Finally, make sure that you’re getting enough fruit, which also contains antioxidants and fiber. Because fruits can cause a rise in blood sugar, watch your intake and the amount you eating, especially if you’re diabetic. A good rule of thumb is a one-half cup portion, which has about 15 grams of carbohydrates. That’s an apple the size of a tennis ball.

If you can get three or four of these food groups in a meal, you’re doing a good job. Think about food as preventive medicine. I’m a big believer that the solution needs to be food, not a pill.

Hy-Vee’s Responsible Choice Seafood Soothes Your Conscience While Contributing to Heart and Brain Health

Hy-Vee’s new Responsible Choice seafood initiative is taking away some of the worry for people who want the health benefits of seafood, but don’t want to contribute to over-fishing and other practices that threaten the supply of seafood and damage the environment.

Dieticians recommended that people eat two to three servings – each in the 3- to 4-ounce range – of fish per week. We know there are health benefits, such as lowering the risk for strokes or heart attacks and increasing brain health, but research also suggests that eating more fish lowers the risk for certain kinds of cancer.

Salmon Filets with Cutting BoardThe top reason for that? Fish are loaded with Omega-3 fatty acids.

Of the three essential Omega-3s – Eicosapentaenoic (EPA), docosahexaenoic (DHA) and alpha-linolenic acid (ALA) – only EPA and DHA are found exclusively in seafood and marine algae.

ALA is also found in plants, such as flax, walnuts, chia and pumpkin seeds, and although it’s true that ALA can be converted by the body to EPA and DHA, the conversion rate is very low.

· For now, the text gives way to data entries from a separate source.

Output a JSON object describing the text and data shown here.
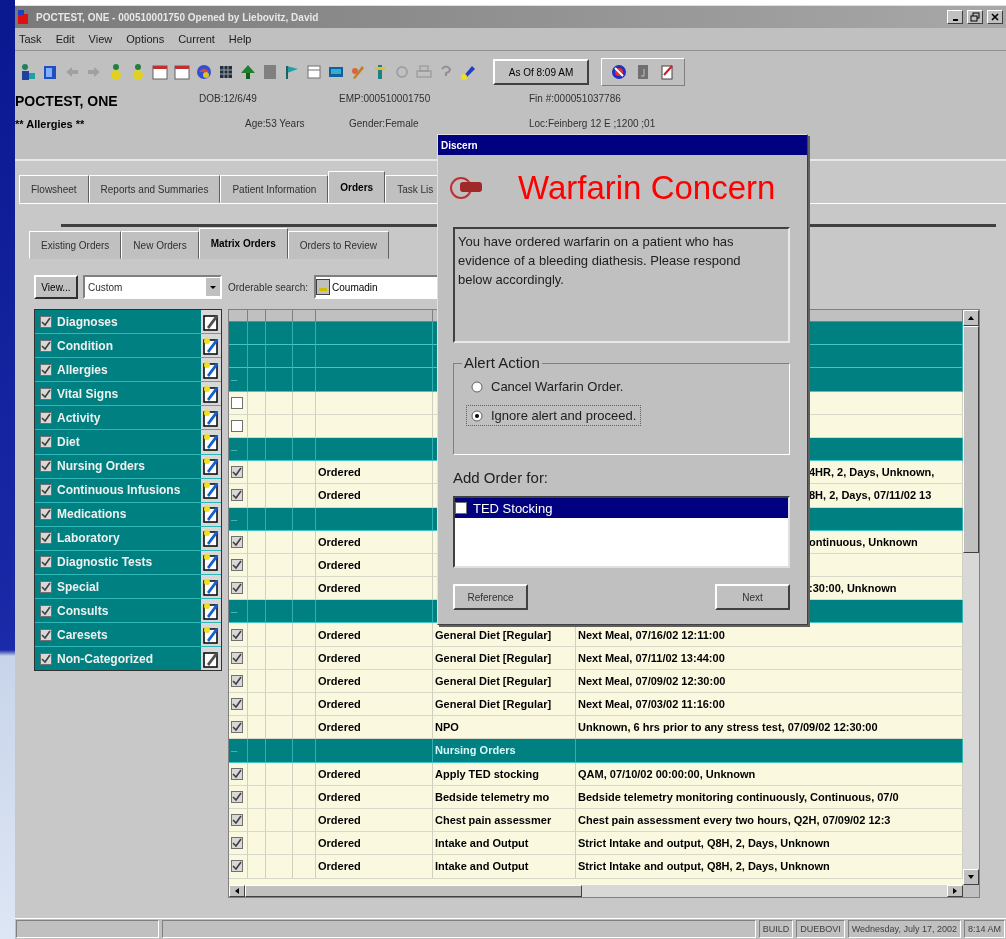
{
  "window": {
    "title": "POCTEST, ONE - 000510001750 Opened by Liebovitz, David"
  },
  "menu": [
    "Task",
    "Edit",
    "View",
    "Options",
    "Current",
    "Help"
  ],
  "toolbar": {
    "as_of": "As Of  8:09 AM"
  },
  "patient": {
    "name": "POCTEST, ONE",
    "allergies": "** Allergies **",
    "dob": "DOB:12/6/49",
    "age": "Age:53 Years",
    "emp": "EMP:000510001750",
    "gender": "Gender:Female",
    "fin": "Fin #:000051037786",
    "loc": "Loc:Feinberg 12 E ;1200 ;01"
  },
  "tabs": [
    {
      "label": "Flowsheet",
      "selected": false
    },
    {
      "label": "Reports and Summaries",
      "selected": false
    },
    {
      "label": "Patient Information",
      "selected": false
    },
    {
      "label": "Orders",
      "selected": true
    },
    {
      "label": "Task Lis",
      "selected": false
    }
  ],
  "subtabs": [
    {
      "label": "Existing Orders",
      "selected": false
    },
    {
      "label": "New Orders",
      "selected": false
    },
    {
      "label": "Matrix Orders",
      "selected": true
    },
    {
      "label": "Orders to Review",
      "selected": false
    }
  ],
  "view_button": "View...",
  "view_select": "Custom",
  "search": {
    "label": "Orderable search:",
    "value": "Coumadin"
  },
  "categories": [
    {
      "label": "Diagnoses",
      "checked": true,
      "flagged": false
    },
    {
      "label": "Condition",
      "checked": true,
      "flagged": true
    },
    {
      "label": "Allergies",
      "checked": true,
      "flagged": true
    },
    {
      "label": "Vital Signs",
      "checked": true,
      "flagged": true
    },
    {
      "label": "Activity",
      "checked": true,
      "flagged": true
    },
    {
      "label": "Diet",
      "checked": true,
      "flagged": true
    },
    {
      "label": "Nursing Orders",
      "checked": true,
      "flagged": true
    },
    {
      "label": "Continuous Infusions",
      "checked": true,
      "flagged": true
    },
    {
      "label": "Medications",
      "checked": true,
      "flagged": true
    },
    {
      "label": "Laboratory",
      "checked": true,
      "flagged": true
    },
    {
      "label": "Diagnostic Tests",
      "checked": true,
      "flagged": true
    },
    {
      "label": "Special",
      "checked": true,
      "flagged": true
    },
    {
      "label": "Consults",
      "checked": true,
      "flagged": true
    },
    {
      "label": "Caresets",
      "checked": true,
      "flagged": true
    },
    {
      "label": "Non-Categorized",
      "checked": true,
      "flagged": false
    }
  ],
  "grid": {
    "rows": [
      {
        "kind": "group"
      },
      {
        "kind": "group"
      },
      {
        "kind": "group",
        "toggle": "–"
      },
      {
        "kind": "partial",
        "checked": false
      },
      {
        "kind": "partial",
        "checked": false
      },
      {
        "kind": "group",
        "toggle": "–"
      },
      {
        "kind": "partial",
        "checked": true,
        "status": "Ordered",
        "details": "4HR, 2, Days, Unknown,"
      },
      {
        "kind": "partial",
        "checked": true,
        "status": "Ordered",
        "details": "8H, 2, Days, 07/11/02 13"
      },
      {
        "kind": "group",
        "toggle": "–"
      },
      {
        "kind": "partial",
        "checked": true,
        "status": "Ordered",
        "details": "ontinuous, Unknown"
      },
      {
        "kind": "partial",
        "checked": true,
        "status": "Ordered"
      },
      {
        "kind": "partial",
        "checked": true,
        "status": "Ordered",
        "details": ":30:00, Unknown"
      },
      {
        "kind": "group",
        "toggle": "–"
      },
      {
        "kind": "order",
        "checked": true,
        "status": "Ordered",
        "name": "General Diet [Regular]",
        "details": "Next Meal, 07/16/02 12:11:00"
      },
      {
        "kind": "order",
        "checked": true,
        "status": "Ordered",
        "name": "General Diet [Regular]",
        "details": "Next Meal, 07/11/02 13:44:00"
      },
      {
        "kind": "order",
        "checked": true,
        "status": "Ordered",
        "name": "General Diet [Regular]",
        "details": "Next Meal, 07/09/02 12:30:00"
      },
      {
        "kind": "order",
        "checked": true,
        "status": "Ordered",
        "name": "General Diet [Regular]",
        "details": "Next Meal, 07/03/02 11:16:00"
      },
      {
        "kind": "order",
        "checked": true,
        "status": "Ordered",
        "name": "NPO",
        "details": "Unknown, 6 hrs prior to any stress test, 07/09/02 12:30:00"
      },
      {
        "kind": "group",
        "toggle": "–",
        "label": "Nursing Orders"
      },
      {
        "kind": "order",
        "checked": true,
        "status": "Ordered",
        "name": "Apply TED stocking",
        "details": "QAM, 07/10/02 00:00:00, Unknown"
      },
      {
        "kind": "order",
        "checked": true,
        "status": "Ordered",
        "name": "Bedside telemetry mo",
        "details": "Bedside telemetry monitoring continuously, Continuous, 07/0"
      },
      {
        "kind": "order",
        "checked": true,
        "status": "Ordered",
        "name": "Chest pain assessmer",
        "details": "Chest pain assessment every two hours, Q2H, 07/09/02 12:3"
      },
      {
        "kind": "order",
        "checked": true,
        "status": "Ordered",
        "name": "Intake and Output",
        "details": "Strict Intake and output, Q8H, 2, Days, Unknown"
      },
      {
        "kind": "order",
        "checked": true,
        "status": "Ordered",
        "name": "Intake and Output",
        "details": "Strict Intake and output, Q8H, 2, Days, Unknown"
      }
    ]
  },
  "dialog": {
    "title": "Discern",
    "heading": "Warfarin Concern",
    "message": "You have ordered warfarin on a patient who has evidence of a bleeding diathesis. Please respond below accordingly.",
    "group_label": "Alert Action",
    "options": [
      {
        "label": "Cancel Warfarin Order.",
        "selected": false
      },
      {
        "label": "Ignore alert and proceed.",
        "selected": true
      }
    ],
    "add_label": "Add Order for:",
    "add_items": [
      {
        "label": "TED Stocking",
        "checked": false,
        "selected": true
      }
    ],
    "buttons": [
      "Reference",
      "Next"
    ]
  },
  "status_bar": [
    "BUILD",
    "DUEBOVI",
    "Wednesday, July 17, 2002",
    "8:14 AM"
  ]
}
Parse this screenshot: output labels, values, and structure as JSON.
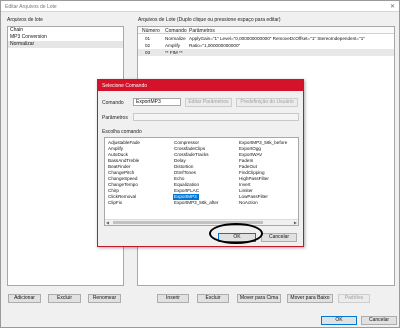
{
  "window": {
    "title": "Editar Arquivos de Lote",
    "close_glyph": "✕"
  },
  "left": {
    "label": "Arquivos de lote",
    "items": [
      "Chain",
      "MP3 Conversion",
      "Normalizar"
    ],
    "selected": 2
  },
  "right": {
    "label": "Arquivos de Lote (Duplo clique ou pressione espaço para editar)",
    "columns": [
      "Número",
      "Comando",
      "Parâmetros"
    ],
    "rows": [
      {
        "num": "01",
        "cmd": "Normalize",
        "params": "ApplyGain=\"1\" Level=\"0,000000000000\" RemoveDcOffset=\"1\" StereoIndependent=\"1\""
      },
      {
        "num": "02",
        "cmd": "Amplify",
        "params": "Ratio=\"1,000000000000\""
      },
      {
        "num": "03",
        "cmd": "** FIM **",
        "params": ""
      }
    ]
  },
  "modal": {
    "title": "Selecione Comando",
    "command_label": "Comando",
    "command_value": "ExportMP3",
    "edit_params": "Editar Parâmetros",
    "preset_user": "Predefinição do Usuário",
    "params_label": "Parâmetros",
    "params_value": "",
    "choose_label": "Escolha comando",
    "columns": [
      [
        "AdjustableFade",
        "Amplify",
        "AutoDuck",
        "BassAndTreble",
        "BeatFinder",
        "ChangePitch",
        "ChangeSpeed",
        "ChangeTempo",
        "Chirp",
        "ClickRemoval",
        "ClipFix"
      ],
      [
        "Compressor",
        "CrossfadeClips",
        "CrossfadeTracks",
        "Delay",
        "Distortion",
        "DtmfTones",
        "Echo",
        "Equalization",
        "ExportFLAC",
        "ExportMP3",
        "ExportMP3_56k_after"
      ],
      [
        "ExportMP3_56k_before",
        "ExportOgg",
        "ExportWAV",
        "FadeIn",
        "FadeOut",
        "FindClipping",
        "HighPassFilter",
        "Invert",
        "Limiter",
        "LowPassFilter",
        "NoAction"
      ]
    ],
    "selected": "ExportMP3",
    "ok": "OK",
    "cancel": "Cancelar"
  },
  "buttons_left": [
    "Adicionar",
    "Excluir",
    "Renomear"
  ],
  "buttons_right": [
    "Inserir",
    "Excluir",
    "Mover para Cima",
    "Mover para Baixo",
    "Padrões"
  ],
  "footer": {
    "ok": "OK",
    "cancel": "Cancelar"
  }
}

Only a fraction of a percent is actually converted to EPA and DHA.

If you’re looking to improve your heart and brain health, salmon and tuna are great sources for Omega-3 acids, but so are trout, mackerel and herring. On the other hand, seafood species like shrimp, crab, lobster and clams have very little Omega-3 content.

That’s not to say they’re not healthy. They’re still extremely nutritious. Shrimp, for example, is a great source of protein.

Many times when people are trying to lose weight, they think the only answer is to cut back on what they eat. That can backfire, because it leaves them feeling hungry. Eating more protein can keep them feeling full and satisfied. That’s also helpful in maintaining blood sugars. When you increase your protein intake, you don’t have those highs and lows that can lead to hunger and lack of concentration.

If you want to lose weight, seafood is a great high-protein, low-calorie center-plate replacement that will leave you feeling full and satisfied. When adding more seafood to your diet as part of a weight-loss plan, look for nutrient dense species.

The calories you’re getting will be very well spent, because you’ll get a lot of nutrients with them – protein, beneficial fats and other nutrients. Clams for example, have 30 percent of your daily need for iron, as well calcium and other vitamins.

All seafood is beneficial. The only possible downside is mercury content – especially in shark, swordfish, tilefish and king mackerel. Visit Hy-Vee’s seafood counter for more information about seafood species that are both low in mercury and Responsible Choices.

Besides looking at how the fish was caught and the effect on the ocean’s environment, Hy-Vee’s suppliers also consider seafood’s safety for consumption.